**What is needed**
A copy is needed of each line in the records that has the word "this".
----- Given data
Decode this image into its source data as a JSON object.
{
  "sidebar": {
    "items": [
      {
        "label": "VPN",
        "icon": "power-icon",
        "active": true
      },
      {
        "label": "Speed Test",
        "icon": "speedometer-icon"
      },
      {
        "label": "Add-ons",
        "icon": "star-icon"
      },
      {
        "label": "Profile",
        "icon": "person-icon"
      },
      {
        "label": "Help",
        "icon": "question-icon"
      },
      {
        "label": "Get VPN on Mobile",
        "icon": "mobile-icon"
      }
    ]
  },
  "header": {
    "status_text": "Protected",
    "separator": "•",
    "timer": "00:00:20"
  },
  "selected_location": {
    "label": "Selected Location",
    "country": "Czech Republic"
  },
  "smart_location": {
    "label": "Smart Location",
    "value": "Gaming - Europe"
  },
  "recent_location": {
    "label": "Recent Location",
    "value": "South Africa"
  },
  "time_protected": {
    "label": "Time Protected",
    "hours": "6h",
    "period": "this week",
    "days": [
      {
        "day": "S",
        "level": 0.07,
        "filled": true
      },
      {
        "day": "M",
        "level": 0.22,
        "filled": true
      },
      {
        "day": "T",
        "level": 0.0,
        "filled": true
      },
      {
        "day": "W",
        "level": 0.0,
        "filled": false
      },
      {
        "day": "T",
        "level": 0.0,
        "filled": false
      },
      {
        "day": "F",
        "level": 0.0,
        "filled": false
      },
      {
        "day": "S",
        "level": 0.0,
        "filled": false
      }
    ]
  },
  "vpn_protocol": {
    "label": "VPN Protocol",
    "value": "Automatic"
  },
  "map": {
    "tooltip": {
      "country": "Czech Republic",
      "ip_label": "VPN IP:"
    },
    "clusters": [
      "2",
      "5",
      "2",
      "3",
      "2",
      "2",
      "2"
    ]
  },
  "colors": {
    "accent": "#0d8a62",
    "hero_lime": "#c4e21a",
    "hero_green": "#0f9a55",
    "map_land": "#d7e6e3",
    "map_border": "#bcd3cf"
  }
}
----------
**Worked solution**
Decode this image into its source data as a JSON object.
    "period": "this week",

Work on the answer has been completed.